Synesthesia isn’t an autism trait, but anecdotally, there seems to be a high rate of synesthetes among people on the spectrum. Like autism, it also tends to run in families.

Taking the Synesthesia Battery

The test website has two components: a short pretest you can take to screen for synesthesia and a longer battery that tests for various forms of synesthesia. To take the test, start here. The 7-question screening pretest is optional. If you have no idea whether you might have synesthesia, it’s a quick way to get a better idea.

If you experience synesthesia and want to take the more comprehensive Synesthesia Battery, you’ll be asked to register by giving an email address.
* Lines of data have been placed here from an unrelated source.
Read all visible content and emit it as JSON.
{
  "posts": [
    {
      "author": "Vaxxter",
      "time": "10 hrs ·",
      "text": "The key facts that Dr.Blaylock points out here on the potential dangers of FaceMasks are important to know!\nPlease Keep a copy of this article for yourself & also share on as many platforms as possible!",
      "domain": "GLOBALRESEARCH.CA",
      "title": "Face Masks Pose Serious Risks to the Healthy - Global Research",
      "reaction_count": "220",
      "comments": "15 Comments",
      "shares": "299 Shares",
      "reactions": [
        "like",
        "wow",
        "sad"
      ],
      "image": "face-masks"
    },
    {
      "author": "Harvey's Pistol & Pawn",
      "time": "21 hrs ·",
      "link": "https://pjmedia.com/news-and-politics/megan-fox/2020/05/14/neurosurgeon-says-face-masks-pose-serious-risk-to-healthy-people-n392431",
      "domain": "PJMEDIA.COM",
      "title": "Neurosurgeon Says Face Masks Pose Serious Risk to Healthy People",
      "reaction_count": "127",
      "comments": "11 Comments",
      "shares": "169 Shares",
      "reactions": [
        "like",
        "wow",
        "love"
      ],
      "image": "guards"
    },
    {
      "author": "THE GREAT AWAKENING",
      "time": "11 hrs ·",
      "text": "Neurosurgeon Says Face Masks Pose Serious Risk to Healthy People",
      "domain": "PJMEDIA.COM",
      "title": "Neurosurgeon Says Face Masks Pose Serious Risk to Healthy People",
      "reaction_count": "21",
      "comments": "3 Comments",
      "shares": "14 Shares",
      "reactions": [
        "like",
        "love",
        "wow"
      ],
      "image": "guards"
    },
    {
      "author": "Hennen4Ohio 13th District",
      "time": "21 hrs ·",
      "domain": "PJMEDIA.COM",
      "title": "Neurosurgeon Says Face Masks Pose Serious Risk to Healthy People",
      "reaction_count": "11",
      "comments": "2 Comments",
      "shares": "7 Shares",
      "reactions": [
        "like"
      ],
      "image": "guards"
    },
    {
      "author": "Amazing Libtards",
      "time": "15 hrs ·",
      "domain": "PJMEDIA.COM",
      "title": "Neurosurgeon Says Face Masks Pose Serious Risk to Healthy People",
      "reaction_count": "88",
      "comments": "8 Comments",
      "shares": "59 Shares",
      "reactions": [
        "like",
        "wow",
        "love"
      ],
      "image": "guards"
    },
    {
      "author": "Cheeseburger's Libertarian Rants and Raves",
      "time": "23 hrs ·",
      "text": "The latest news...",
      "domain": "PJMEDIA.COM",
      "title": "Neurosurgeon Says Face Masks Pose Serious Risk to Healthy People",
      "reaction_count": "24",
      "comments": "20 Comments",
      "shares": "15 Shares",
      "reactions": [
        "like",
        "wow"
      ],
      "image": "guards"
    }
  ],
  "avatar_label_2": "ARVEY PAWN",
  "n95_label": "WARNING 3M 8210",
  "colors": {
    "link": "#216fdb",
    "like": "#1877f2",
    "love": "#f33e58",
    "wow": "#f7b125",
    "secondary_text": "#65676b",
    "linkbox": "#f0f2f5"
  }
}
The site says that results will be anonymously added to a research database and  that emails are kept private and never shared.

If you don’t want to register and take the Battery but are curious about what it consists of, there is a demo page with some screen shots and demo versions of the various parts of the test.

After registering and consenting to be part of the study, you’re asked to provide some demographic information. On the same page, you’ll be presented with a list of various types of synesthesia, with short descriptions of each, and asked to indicate which ones you experience. Based on which types of synesthesia you report experiencing, you’ll be served up a series of short tests.

There are both interactive and question/answer tests. Each of the interactive tests lasts about 10 minutes. The interactive  tests present a number of trials in which you’re asked to identify the concurrent for an item that is presented. For example, what color does M evoke or what color is this musical note associated with. The same “input” is repeated multiple times, testing how consistent your concurrents are.

The length of your test will depend on the number of tests that you’re given. You can stop at any time and come back to finish later by using the account you created when registering.

The Results

I didn’t take any complete any tests because I don’t experience synesthesia and didn’t want to contribute useless data to the study. I’m looking forward to hearing about any results that you all want to share with us.

There are samples of a synesthete’s results page and a non-synesthete’s results page that you can take a look at to see how they compare.

The Bottom Line

There are quite a few synesthesia questionnaires available online, but the interactivity of this test adds a measure of objectivity that is hard to achieve with multiple choice questions alone. Obviously it’s impossible to test for certain kinds of synesthesia online, since our computers can’t produce scents or replicate all of the possible forms of sensory input that trigger certain kinds of synesthesia, but this test is similar to the ones used to test for synesthesia in clinical settings.